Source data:
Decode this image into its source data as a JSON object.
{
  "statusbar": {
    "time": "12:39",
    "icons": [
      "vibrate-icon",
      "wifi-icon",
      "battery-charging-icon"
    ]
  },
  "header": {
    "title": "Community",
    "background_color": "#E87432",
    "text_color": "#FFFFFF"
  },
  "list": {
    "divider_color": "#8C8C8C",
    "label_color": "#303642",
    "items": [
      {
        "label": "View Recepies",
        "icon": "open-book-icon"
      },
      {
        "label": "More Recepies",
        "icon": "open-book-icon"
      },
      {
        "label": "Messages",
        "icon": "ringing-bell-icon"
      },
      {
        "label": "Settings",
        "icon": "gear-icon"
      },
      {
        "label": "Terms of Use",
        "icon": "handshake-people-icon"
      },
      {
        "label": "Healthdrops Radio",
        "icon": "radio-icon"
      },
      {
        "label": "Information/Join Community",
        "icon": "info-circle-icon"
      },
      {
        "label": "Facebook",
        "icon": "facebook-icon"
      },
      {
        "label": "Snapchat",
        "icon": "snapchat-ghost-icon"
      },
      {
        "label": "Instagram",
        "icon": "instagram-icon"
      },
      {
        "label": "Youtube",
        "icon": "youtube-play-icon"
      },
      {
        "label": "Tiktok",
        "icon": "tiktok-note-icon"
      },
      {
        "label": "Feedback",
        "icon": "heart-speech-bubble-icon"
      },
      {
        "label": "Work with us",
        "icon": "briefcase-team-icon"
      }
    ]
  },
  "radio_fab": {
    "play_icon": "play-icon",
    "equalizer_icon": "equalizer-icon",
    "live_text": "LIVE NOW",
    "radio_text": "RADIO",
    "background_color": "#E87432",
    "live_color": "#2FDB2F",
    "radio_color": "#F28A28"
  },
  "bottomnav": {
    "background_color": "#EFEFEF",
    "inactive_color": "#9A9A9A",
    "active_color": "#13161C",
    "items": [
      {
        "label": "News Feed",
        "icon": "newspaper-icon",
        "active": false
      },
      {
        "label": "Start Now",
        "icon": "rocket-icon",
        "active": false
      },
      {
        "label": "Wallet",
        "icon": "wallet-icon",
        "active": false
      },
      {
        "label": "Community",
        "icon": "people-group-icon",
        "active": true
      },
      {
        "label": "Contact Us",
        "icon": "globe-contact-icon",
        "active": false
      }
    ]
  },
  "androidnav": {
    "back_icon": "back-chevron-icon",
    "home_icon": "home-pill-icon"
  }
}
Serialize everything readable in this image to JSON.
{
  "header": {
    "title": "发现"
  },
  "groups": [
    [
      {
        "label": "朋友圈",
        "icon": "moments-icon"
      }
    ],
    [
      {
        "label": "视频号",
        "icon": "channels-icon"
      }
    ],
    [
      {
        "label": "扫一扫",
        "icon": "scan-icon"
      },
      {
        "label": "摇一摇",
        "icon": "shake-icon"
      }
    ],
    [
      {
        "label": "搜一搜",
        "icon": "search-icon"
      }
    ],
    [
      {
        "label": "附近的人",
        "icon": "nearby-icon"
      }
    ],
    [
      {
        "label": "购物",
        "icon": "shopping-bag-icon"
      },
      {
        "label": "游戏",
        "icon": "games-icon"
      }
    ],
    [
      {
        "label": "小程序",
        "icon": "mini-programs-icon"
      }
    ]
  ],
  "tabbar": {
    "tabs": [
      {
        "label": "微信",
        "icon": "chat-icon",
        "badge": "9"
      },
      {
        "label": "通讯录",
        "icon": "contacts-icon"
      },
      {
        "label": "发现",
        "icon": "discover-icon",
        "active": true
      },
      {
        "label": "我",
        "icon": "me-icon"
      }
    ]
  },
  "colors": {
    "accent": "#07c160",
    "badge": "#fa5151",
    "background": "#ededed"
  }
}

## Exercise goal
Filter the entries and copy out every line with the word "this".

## Expected answer
Decode this image into its source data as a JSON object.
Serialize everything readable in this image to JSON.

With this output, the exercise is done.